For the Dow, better have put on a pot a coffee this morning if you wanted to stay awake today. It was pretty much a snoozer with only 874 mln shares traded. However, void of tech stocks like HWP (-7.19, 132.31) and MSFT (-12.31, 66.63), we'd have witnessed another 100 points on top of today's 62 point gain that had the index closing at 10,906. The fact is that until the tech rebound at day's end, INTC (+0.75, 116.19) and IBM (+2.50, 106.19) too were weighing heavy on the Dow. The internal market damage wasn't as bad on the NYSE compared to the NASDAQ. Four decliners cruised by every three advancers, while up volume was about even with down volume. The NYSE still saw 66 new lows compared to just 21 new highs. Aside from this morning's opening dip to 10,697 (remember MSFT and INTC begin early trading and the rest take a few minutes to open), the Dow traded in roughly a 100 point range between 10,800 and 10,900. 10,800 has provided support in the past and held up well today. The next level to conquer is 11,000, but without continued interest in "old economy" stocks and the looming of uncertain Fed interest rate hikes, that could keep a damper on the financial stocks that make up the Dow (AXP, JPM, C, GE) and also serve to keep overall volume low. Sigh.
Depressed yet? Don't be, there are still bright spots as shown by today's late technology rally. Without it, tomorrow would look really ugly. We just need to wait and see if the follow- through is for real. You'll know it by seeing advancers are beating decliners after amateur hour. However, the single greatest factor will be an increase in volume in the technology issues and in the overall market (as long as prices are rising). That will be a signal that buyers have returned to the trough for a feeding that could get the NASDAQ into breakout mode and scaling that wall of worry. If it comes to pass, we'd be even more convinced if the gains weren't just a money swap out of traditional issues. In other words, it's suspect if the Dow is bouncing south of 11,000 at the same time.

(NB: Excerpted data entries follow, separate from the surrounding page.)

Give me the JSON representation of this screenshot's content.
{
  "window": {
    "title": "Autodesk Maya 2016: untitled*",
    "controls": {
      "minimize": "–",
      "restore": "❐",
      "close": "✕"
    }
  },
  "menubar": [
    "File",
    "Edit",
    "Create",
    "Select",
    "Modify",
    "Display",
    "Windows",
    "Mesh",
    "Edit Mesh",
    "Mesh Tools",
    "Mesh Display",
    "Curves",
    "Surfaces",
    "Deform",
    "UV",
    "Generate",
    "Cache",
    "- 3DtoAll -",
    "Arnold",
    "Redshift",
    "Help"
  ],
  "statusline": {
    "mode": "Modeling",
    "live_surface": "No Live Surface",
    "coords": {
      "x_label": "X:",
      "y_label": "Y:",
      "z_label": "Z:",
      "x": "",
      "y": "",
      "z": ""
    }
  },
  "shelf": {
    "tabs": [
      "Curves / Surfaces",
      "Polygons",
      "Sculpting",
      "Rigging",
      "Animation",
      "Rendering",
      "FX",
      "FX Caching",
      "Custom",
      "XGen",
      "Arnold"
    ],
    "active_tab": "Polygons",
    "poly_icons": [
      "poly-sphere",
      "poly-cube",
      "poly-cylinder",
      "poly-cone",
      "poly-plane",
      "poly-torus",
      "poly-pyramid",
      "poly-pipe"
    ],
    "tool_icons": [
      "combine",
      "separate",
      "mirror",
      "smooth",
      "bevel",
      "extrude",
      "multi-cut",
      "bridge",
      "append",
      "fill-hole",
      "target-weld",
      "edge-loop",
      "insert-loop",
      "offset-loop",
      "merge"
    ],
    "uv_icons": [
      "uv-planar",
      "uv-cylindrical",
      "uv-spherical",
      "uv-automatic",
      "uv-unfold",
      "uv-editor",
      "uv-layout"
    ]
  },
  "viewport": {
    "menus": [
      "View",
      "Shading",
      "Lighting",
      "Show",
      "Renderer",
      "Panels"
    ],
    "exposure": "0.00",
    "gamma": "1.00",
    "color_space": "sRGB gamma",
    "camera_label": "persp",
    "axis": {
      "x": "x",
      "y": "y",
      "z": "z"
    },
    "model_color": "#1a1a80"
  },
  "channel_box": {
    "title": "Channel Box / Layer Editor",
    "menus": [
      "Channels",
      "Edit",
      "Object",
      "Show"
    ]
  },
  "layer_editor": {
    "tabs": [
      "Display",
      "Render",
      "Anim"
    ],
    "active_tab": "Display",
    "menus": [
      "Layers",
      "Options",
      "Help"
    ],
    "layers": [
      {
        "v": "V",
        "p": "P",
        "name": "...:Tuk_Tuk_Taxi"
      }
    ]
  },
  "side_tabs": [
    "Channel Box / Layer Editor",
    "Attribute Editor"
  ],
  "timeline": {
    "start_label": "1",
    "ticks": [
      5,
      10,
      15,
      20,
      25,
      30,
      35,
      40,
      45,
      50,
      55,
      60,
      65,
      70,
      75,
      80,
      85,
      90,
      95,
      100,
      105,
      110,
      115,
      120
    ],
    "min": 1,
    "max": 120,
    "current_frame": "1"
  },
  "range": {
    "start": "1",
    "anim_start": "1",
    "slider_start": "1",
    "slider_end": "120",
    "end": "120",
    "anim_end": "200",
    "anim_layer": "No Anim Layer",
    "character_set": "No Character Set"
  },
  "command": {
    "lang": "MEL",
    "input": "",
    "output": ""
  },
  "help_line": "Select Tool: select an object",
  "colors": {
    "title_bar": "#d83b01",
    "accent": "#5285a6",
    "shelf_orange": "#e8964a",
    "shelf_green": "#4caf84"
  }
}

This is still a sideways and choppy market with air pockets of strength and will likely remain so going into Thursday when Greenspan takes the microphone. If you have to play, be prepared to trade either direction and to get out quickly if the trade goes against you. We reiterate that choppy markets can eat at your account a little at a time. Until a clear direction is established, you may want to sit on the sidelines - maybe even until Thursday. We know it's tough and we sometimes violate this rule ourselves only to get our knuckles smacked on a bad trade. But the primary goal of successful traders above all else is to preserve capital. Without it we're dead in the water. As Jim noted Sunday in a suggestion for the wise....have money and don't buy too soon!